“I remember very clearly how quiet it was,” said Lori Greenley, who founded Denver High-Rise Living, a real estate brokerage firm, which is licensed under Keller Williams.
Greenly and others have seen downtown Denver transform during the pandemic. Empty buildings, businesses, and streets quickly became a serious side effect of COVID-19.
“Class A office space is always the most volatile when a downturn hits. Call Covid what it was, but that’s a downturn,” said Jason Aubrey.
Aubrey has not only been closely monitoring COVID-19’s impact on downtown office space, he’s been living it.
WeWorks is not alone. Downtown Denver’s vacancy rate soared to 18.6% during the last quarter of 2020, it’s highest mark since 2011, and new development has slowed to a crawl.
“Projects are either thinner or on hold. There’s not as many cranes as there were a year ago,” Aubrey said.
That also has a trickle down impact on high rise condos and apartments.
Lori Greenly says there’s noticeably less competition right now for downtown residential units.
“Most places it’s a buyer’s market,” Greenly explained.
However, Greenly also says downtown condo prices are holding steady for now.
“In a few months I think we’re going to be where we are in the suburbs where there’s little inventory and the prices are rising,” she said.
Jason Aubrey is optimistic commercial real estate will follow.
“Specifically high rises, they’ll always rebound. They’re the city center,” he said.
Aubrey acknowledges, however, the landscape may never be the same, with many companies rethinking exactly how much space they need.

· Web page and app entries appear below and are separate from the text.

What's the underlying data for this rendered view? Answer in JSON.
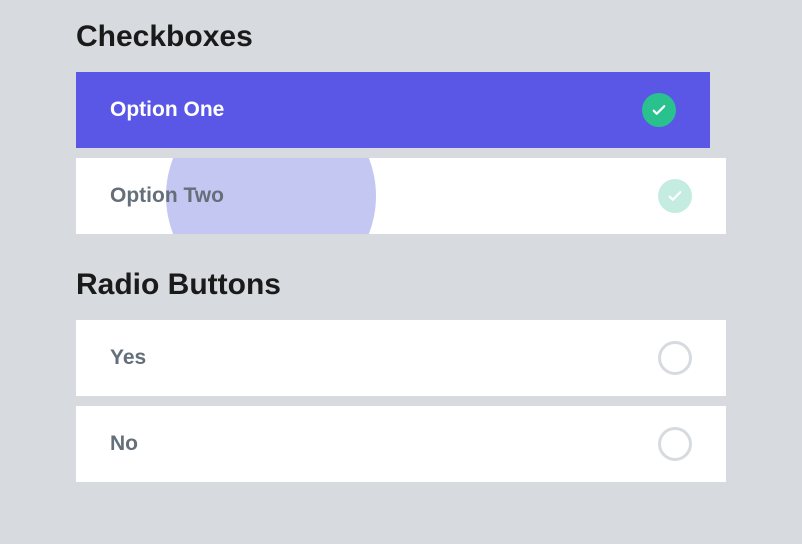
{
  "checkboxes": {
    "heading": "Checkboxes",
    "options": [
      {
        "label": "Option One"
      },
      {
        "label": "Option Two"
      }
    ]
  },
  "radios": {
    "heading": "Radio Buttons",
    "options": [
      {
        "label": "Yes"
      },
      {
        "label": "No"
      }
    ]
  }
}
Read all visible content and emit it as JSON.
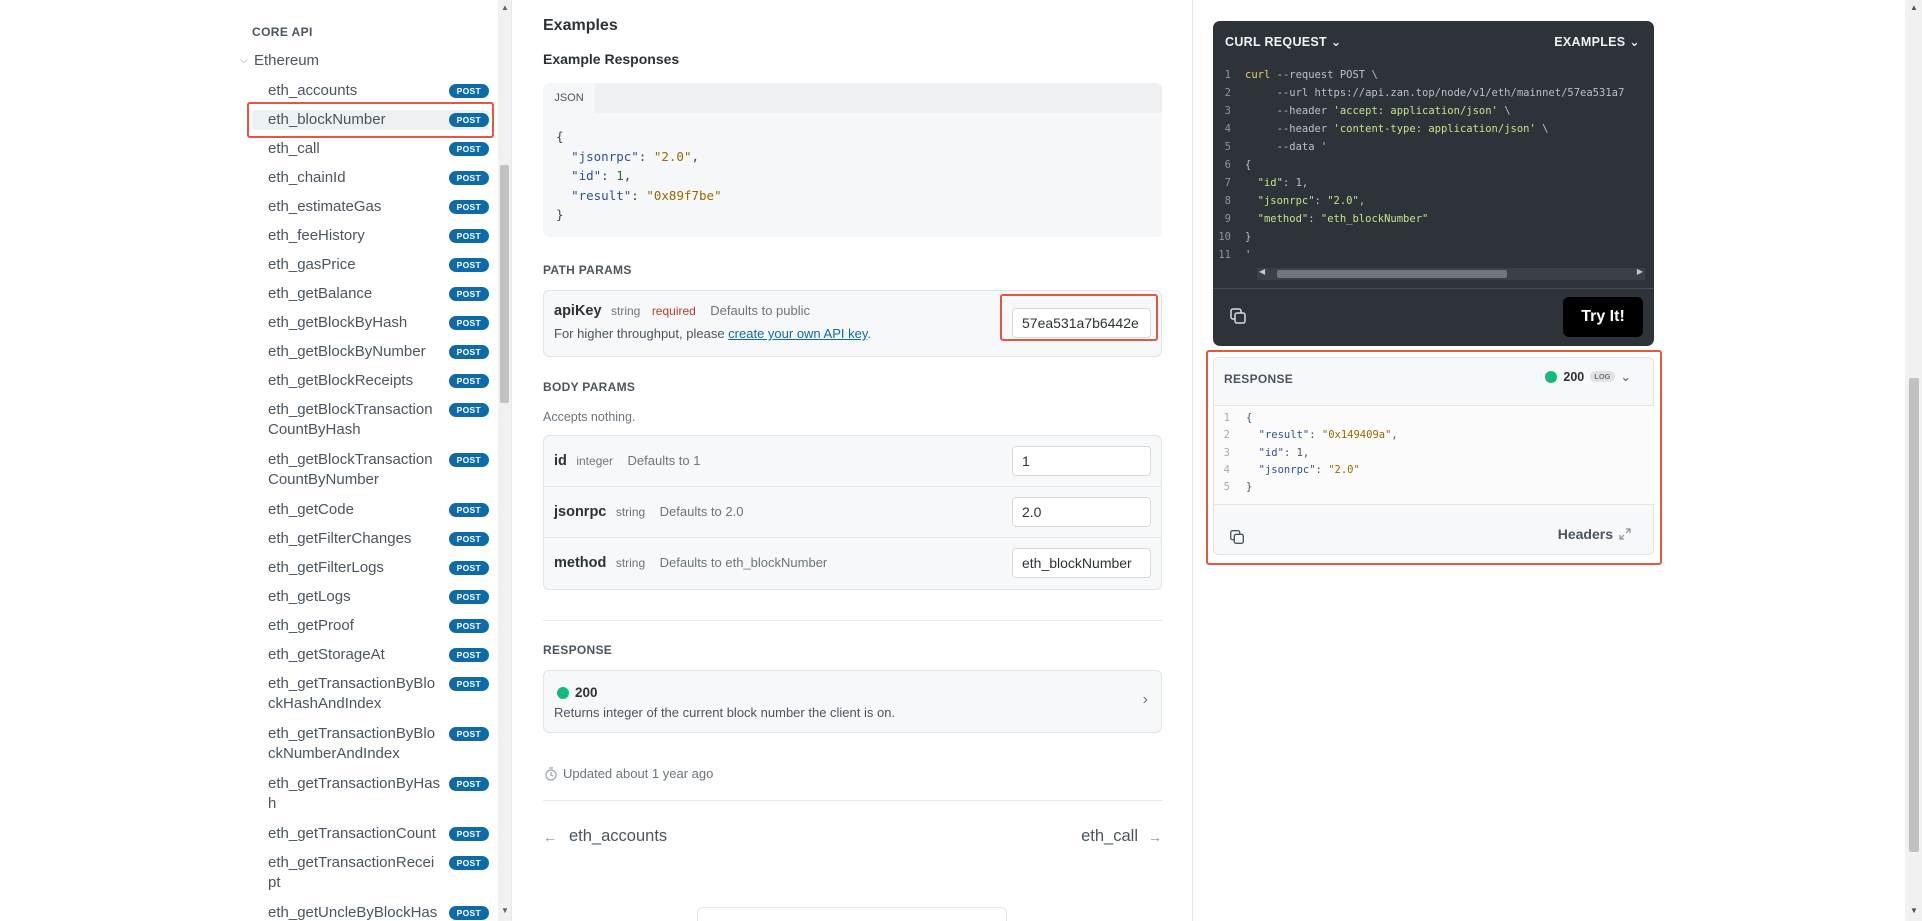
{
  "sidebar": {
    "section_title": "CORE API",
    "group_label": "Ethereum",
    "method_badge": "POST",
    "items": [
      {
        "label": "eth_accounts"
      },
      {
        "label": "eth_blockNumber"
      },
      {
        "label": "eth_call"
      },
      {
        "label": "eth_chainId"
      },
      {
        "label": "eth_estimateGas"
      },
      {
        "label": "eth_feeHistory"
      },
      {
        "label": "eth_gasPrice"
      },
      {
        "label": "eth_getBalance"
      },
      {
        "label": "eth_getBlockByHash"
      },
      {
        "label": "eth_getBlockByNumber"
      },
      {
        "label": "eth_getBlockReceipts"
      },
      {
        "label": "eth_getBlockTransaction CountByHash"
      },
      {
        "label": "eth_getBlockTransaction CountByNumber"
      },
      {
        "label": "eth_getCode"
      },
      {
        "label": "eth_getFilterChanges"
      },
      {
        "label": "eth_getFilterLogs"
      },
      {
        "label": "eth_getLogs"
      },
      {
        "label": "eth_getProof"
      },
      {
        "label": "eth_getStorageAt"
      },
      {
        "label": "eth_getTransactionByBlo ckHashAndIndex"
      },
      {
        "label": "eth_getTransactionByBlo ckNumberAndIndex"
      },
      {
        "label": "eth_getTransactionByHas h"
      },
      {
        "label": "eth_getTransactionCount"
      },
      {
        "label": "eth_getTransactionRecei pt"
      },
      {
        "label": "eth_getUncleByBlockHas"
      }
    ],
    "active_index": 1
  },
  "main": {
    "examples_title": "Examples",
    "example_responses_title": "Example Responses",
    "code_tab": "JSON",
    "example_json": {
      "open": "{",
      "jsonrpc_key": "\"jsonrpc\"",
      "jsonrpc_val": "\"2.0\"",
      "id_key": "\"id\"",
      "id_val": "1",
      "result_key": "\"result\"",
      "result_val": "\"0x89f7be\"",
      "close": "}"
    },
    "path_params_title": "PATH PARAMS",
    "path_params": {
      "name": "apiKey",
      "type": "string",
      "required": "required",
      "default": "Defaults to public",
      "desc_prefix": "For higher throughput, please ",
      "desc_link": "create your own API key",
      "desc_suffix": ".",
      "value": "57ea531a7b6442e"
    },
    "body_params_title": "BODY PARAMS",
    "body_params_note": "Accepts nothing.",
    "body_params": [
      {
        "name": "id",
        "type": "integer",
        "default": "Defaults to 1",
        "value": "1"
      },
      {
        "name": "jsonrpc",
        "type": "string",
        "default": "Defaults to 2.0",
        "value": "2.0"
      },
      {
        "name": "method",
        "type": "string",
        "default": "Defaults to eth_blockNumber",
        "value": "eth_blockNumber"
      }
    ],
    "response_title": "RESPONSE",
    "response": {
      "code": "200",
      "desc": "Returns integer of the current block number the client is on."
    },
    "updated": "Updated about 1 year ago",
    "prev_page": "eth_accounts",
    "next_page": "eth_call"
  },
  "right": {
    "curl_title": "CURL REQUEST",
    "examples_label": "EXAMPLES",
    "curl_lines": [
      {
        "n": "1",
        "parts": [
          [
            "cmd",
            "curl"
          ],
          [
            "flag",
            " --request POST \\"
          ]
        ]
      },
      {
        "n": "2",
        "parts": [
          [
            "flag",
            "     --url https://api.zan.top/node/v1/eth/mainnet/57ea531a7"
          ]
        ]
      },
      {
        "n": "3",
        "parts": [
          [
            "flag",
            "     --header "
          ],
          [
            "str",
            "'accept: application/json'"
          ],
          [
            "flag",
            " \\"
          ]
        ]
      },
      {
        "n": "4",
        "parts": [
          [
            "flag",
            "     --header "
          ],
          [
            "str",
            "'content-type: application/json'"
          ],
          [
            "flag",
            " \\"
          ]
        ]
      },
      {
        "n": "5",
        "parts": [
          [
            "flag",
            "     --data '"
          ]
        ]
      },
      {
        "n": "6",
        "parts": [
          [
            "flag",
            "{"
          ]
        ]
      },
      {
        "n": "7",
        "parts": [
          [
            "key",
            "  \"id\""
          ],
          [
            "flag",
            ": 1,"
          ]
        ]
      },
      {
        "n": "8",
        "parts": [
          [
            "key",
            "  \"jsonrpc\""
          ],
          [
            "flag",
            ": "
          ],
          [
            "str",
            "\"2.0\""
          ],
          [
            "flag",
            ","
          ]
        ]
      },
      {
        "n": "9",
        "parts": [
          [
            "key",
            "  \"method\""
          ],
          [
            "flag",
            ": "
          ],
          [
            "str",
            "\"eth_blockNumber\""
          ]
        ]
      },
      {
        "n": "10",
        "parts": [
          [
            "flag",
            "}"
          ]
        ]
      },
      {
        "n": "11",
        "parts": [
          [
            "flag",
            "'"
          ]
        ]
      }
    ],
    "try_button": "Try It!",
    "response_title": "RESPONSE",
    "response_code": "200",
    "log_badge": "LOG",
    "response_lines": [
      {
        "n": "1",
        "parts": [
          [
            "rt",
            "{"
          ]
        ]
      },
      {
        "n": "2",
        "parts": [
          [
            "rk",
            "  \"result\""
          ],
          [
            "rt",
            ": "
          ],
          [
            "rs",
            "\"0x149409a\""
          ],
          [
            "rt",
            ","
          ]
        ]
      },
      {
        "n": "3",
        "parts": [
          [
            "rk",
            "  \"id\""
          ],
          [
            "rt",
            ": 1,"
          ]
        ]
      },
      {
        "n": "4",
        "parts": [
          [
            "rk",
            "  \"jsonrpc\""
          ],
          [
            "rt",
            ": "
          ],
          [
            "rs",
            "\"2.0\""
          ]
        ]
      },
      {
        "n": "5",
        "parts": [
          [
            "rt",
            "}"
          ]
        ]
      }
    ],
    "headers_label": "Headers"
  },
  "colors": {
    "accent_badge": "#0e6ba8",
    "highlight_outline": "#e4573d",
    "status_ok": "#12ba7d",
    "code_panel_bg": "#2d3338"
  }
}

“I think the footprints are definitely going to get smaller, maybe where you can come in and out and you’re not here everyday,” he explained. “Overall I think Colorado and Denver are going to be just fine.”